• TASK PROMPT: Scan the records for lines with the word "total", and copy every such line.

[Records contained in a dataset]
§

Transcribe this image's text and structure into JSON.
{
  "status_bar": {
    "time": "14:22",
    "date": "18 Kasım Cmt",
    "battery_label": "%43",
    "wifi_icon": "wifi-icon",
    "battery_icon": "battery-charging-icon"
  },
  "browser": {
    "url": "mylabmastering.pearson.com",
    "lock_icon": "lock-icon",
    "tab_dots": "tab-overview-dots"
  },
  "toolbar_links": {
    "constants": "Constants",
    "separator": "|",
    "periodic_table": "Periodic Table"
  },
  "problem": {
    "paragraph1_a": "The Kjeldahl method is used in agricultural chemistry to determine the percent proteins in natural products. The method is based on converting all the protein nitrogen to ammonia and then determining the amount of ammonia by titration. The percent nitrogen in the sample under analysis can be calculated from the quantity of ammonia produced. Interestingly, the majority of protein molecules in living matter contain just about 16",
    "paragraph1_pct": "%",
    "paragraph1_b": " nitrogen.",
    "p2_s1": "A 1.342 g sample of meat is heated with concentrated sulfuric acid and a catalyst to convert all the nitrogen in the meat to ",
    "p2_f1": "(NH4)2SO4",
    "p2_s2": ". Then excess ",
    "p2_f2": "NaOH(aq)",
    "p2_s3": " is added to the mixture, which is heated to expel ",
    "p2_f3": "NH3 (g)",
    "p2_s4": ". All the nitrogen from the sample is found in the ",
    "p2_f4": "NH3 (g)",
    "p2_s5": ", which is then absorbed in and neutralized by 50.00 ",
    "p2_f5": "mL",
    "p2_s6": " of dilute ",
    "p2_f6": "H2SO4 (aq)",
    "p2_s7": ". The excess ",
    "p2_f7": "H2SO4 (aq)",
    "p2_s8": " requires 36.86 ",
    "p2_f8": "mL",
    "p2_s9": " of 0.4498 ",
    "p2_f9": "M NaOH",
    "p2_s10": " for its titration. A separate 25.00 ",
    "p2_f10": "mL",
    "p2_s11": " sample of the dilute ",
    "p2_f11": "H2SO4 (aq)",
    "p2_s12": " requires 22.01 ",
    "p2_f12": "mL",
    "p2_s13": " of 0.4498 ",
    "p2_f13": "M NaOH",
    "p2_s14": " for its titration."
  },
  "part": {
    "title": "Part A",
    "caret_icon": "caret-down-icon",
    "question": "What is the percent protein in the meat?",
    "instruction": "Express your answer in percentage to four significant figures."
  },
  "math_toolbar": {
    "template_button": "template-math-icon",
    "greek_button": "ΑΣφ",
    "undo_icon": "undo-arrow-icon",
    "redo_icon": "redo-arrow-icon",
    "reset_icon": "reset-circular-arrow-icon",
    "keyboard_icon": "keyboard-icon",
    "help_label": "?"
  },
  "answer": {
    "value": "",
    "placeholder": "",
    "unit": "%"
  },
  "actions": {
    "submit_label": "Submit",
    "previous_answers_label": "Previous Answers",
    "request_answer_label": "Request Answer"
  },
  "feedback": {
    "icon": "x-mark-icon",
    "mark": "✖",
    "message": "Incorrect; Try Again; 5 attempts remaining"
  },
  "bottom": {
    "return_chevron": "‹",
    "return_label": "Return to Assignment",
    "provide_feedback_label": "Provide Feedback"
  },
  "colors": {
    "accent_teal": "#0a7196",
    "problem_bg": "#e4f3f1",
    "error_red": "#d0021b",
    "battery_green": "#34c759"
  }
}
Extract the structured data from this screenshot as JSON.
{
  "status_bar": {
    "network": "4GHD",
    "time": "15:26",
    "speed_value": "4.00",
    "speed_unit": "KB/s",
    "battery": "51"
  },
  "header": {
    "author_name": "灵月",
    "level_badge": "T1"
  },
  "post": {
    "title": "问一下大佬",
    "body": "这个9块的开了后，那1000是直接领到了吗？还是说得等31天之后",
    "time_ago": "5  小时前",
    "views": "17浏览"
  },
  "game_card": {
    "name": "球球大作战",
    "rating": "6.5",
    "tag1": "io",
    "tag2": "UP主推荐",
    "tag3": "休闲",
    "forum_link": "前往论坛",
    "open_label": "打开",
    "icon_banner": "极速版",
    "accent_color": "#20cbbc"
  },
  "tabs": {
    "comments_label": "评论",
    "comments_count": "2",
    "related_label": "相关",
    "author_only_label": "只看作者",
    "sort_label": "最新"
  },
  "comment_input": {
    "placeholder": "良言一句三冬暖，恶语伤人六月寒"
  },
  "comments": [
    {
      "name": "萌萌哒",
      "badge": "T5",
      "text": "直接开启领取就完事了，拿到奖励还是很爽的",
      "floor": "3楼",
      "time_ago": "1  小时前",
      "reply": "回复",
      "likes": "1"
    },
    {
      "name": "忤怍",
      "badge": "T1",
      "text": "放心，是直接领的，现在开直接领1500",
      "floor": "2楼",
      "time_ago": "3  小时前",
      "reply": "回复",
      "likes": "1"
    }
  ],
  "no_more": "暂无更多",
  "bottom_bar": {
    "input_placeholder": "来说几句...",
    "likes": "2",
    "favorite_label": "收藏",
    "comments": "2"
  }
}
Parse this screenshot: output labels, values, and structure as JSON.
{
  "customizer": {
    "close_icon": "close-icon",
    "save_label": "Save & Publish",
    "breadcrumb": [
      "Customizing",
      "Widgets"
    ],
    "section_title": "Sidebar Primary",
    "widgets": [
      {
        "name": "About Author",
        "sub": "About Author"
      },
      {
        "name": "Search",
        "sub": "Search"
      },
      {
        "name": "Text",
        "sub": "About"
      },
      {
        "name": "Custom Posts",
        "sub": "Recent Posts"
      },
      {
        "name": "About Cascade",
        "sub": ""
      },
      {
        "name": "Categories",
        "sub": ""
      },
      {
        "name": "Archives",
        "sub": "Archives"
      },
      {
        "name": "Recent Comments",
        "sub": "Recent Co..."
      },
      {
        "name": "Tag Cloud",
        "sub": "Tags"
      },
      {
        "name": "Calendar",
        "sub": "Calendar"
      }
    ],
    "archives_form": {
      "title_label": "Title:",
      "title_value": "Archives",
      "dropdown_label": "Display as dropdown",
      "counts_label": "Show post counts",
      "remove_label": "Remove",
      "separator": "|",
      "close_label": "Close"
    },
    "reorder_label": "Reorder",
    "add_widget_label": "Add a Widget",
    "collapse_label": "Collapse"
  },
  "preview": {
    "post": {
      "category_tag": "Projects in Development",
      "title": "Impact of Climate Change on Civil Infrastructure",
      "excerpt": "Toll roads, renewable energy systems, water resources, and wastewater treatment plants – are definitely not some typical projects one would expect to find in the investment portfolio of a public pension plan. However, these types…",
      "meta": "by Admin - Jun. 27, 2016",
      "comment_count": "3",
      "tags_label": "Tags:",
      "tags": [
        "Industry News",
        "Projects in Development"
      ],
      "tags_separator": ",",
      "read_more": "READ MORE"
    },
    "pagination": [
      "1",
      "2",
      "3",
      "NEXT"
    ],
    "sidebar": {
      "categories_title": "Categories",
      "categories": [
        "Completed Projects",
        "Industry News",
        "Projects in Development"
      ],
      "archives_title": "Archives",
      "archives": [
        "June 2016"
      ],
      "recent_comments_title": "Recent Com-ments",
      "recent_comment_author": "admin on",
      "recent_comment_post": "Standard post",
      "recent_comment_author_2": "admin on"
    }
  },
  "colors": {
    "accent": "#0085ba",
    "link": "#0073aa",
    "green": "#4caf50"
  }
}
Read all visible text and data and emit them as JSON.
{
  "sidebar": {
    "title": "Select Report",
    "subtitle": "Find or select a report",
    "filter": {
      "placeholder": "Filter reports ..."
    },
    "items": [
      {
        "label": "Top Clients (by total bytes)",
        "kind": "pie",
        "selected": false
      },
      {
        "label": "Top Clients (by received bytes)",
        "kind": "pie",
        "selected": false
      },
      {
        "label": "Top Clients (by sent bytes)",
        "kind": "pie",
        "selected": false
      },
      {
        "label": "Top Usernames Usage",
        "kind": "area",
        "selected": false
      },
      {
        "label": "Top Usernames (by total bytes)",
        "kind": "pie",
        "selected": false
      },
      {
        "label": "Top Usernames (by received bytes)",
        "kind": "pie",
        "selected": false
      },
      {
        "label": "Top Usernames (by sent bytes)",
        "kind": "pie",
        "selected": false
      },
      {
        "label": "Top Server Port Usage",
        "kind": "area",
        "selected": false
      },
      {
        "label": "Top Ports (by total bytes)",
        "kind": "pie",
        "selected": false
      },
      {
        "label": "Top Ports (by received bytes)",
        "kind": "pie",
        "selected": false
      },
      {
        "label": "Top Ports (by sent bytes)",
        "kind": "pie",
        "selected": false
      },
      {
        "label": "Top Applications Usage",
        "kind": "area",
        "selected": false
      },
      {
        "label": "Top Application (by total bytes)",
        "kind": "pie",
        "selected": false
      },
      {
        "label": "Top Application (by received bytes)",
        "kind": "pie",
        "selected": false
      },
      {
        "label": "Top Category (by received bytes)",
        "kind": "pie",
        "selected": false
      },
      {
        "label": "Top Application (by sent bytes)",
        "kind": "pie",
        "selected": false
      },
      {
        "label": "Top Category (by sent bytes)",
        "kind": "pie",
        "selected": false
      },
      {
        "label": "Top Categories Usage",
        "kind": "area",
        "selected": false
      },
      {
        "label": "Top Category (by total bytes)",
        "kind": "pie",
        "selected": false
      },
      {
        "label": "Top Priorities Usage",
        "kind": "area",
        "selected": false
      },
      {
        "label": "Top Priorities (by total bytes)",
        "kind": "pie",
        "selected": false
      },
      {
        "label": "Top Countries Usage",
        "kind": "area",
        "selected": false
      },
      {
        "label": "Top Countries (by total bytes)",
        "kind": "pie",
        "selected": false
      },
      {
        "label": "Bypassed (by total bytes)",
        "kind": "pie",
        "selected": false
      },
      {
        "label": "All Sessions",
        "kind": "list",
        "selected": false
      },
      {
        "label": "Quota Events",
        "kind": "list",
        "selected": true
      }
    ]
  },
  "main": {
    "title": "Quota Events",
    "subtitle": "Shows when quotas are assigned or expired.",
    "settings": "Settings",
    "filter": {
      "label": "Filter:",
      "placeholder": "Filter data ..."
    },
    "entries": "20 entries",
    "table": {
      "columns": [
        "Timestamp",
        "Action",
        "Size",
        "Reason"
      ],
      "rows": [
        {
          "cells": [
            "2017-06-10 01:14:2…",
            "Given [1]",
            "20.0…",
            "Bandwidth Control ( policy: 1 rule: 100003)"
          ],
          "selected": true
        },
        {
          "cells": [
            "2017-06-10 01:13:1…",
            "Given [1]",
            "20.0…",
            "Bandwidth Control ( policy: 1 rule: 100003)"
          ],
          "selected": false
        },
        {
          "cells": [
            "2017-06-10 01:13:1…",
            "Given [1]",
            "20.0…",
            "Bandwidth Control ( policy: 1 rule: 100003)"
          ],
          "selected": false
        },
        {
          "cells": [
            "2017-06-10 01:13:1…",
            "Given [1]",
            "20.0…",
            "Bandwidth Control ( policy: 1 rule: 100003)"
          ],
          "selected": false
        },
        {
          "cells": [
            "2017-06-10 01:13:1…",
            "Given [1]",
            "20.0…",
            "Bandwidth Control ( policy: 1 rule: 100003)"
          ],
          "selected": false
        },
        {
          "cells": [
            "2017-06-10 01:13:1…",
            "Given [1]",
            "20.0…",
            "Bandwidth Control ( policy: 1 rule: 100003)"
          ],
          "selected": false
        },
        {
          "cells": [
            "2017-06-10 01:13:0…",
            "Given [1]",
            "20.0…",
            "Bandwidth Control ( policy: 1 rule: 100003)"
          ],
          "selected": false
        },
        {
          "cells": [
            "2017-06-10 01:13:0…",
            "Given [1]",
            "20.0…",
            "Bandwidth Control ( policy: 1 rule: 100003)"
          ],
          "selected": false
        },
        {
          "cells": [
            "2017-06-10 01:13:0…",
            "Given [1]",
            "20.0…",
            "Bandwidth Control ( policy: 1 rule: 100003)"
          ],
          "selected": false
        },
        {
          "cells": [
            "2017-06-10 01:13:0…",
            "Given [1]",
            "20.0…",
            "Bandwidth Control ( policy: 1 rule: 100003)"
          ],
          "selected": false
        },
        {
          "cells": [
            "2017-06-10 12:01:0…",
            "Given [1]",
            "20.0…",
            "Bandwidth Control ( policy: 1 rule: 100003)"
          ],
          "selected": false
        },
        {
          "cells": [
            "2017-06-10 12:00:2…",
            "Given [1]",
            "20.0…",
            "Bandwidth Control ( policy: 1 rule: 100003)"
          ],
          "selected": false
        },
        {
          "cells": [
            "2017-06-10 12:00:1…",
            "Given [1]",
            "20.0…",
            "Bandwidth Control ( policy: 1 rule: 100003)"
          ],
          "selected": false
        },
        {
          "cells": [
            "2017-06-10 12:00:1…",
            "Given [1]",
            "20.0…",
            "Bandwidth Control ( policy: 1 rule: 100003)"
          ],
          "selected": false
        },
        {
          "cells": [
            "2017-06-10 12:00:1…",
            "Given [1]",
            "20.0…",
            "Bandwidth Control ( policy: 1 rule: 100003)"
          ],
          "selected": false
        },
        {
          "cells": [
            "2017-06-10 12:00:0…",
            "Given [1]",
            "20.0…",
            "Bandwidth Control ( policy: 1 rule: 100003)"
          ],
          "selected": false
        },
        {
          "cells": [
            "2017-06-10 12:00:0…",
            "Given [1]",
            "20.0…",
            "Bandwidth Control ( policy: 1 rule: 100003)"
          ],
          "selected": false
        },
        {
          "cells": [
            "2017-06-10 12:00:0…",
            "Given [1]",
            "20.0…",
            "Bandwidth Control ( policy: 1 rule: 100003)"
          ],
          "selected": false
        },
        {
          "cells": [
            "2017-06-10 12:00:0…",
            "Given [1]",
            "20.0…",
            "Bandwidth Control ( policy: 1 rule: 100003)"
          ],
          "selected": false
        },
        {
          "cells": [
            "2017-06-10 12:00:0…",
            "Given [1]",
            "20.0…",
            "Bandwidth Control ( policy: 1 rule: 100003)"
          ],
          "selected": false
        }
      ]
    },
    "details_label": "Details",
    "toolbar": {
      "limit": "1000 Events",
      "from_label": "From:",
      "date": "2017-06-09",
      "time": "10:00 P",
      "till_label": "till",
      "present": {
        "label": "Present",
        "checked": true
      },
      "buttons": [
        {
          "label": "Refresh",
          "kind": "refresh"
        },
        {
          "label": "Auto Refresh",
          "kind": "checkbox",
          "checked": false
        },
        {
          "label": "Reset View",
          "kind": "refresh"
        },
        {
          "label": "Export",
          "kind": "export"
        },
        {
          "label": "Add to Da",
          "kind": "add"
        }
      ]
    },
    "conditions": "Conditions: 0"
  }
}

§

• RESPONSE:
        "label": "Top Clients (by total bytes)",
        "label": "Top Usernames (by total bytes)",
        "label": "Top Ports (by total bytes)",
        "label": "Top Application (by total bytes)",
        "label": "Top Category (by total bytes)",
        "label": "Top Priorities (by total bytes)",
        "label": "Top Countries (by total bytes)",
        "label": "Bypassed (by total bytes)",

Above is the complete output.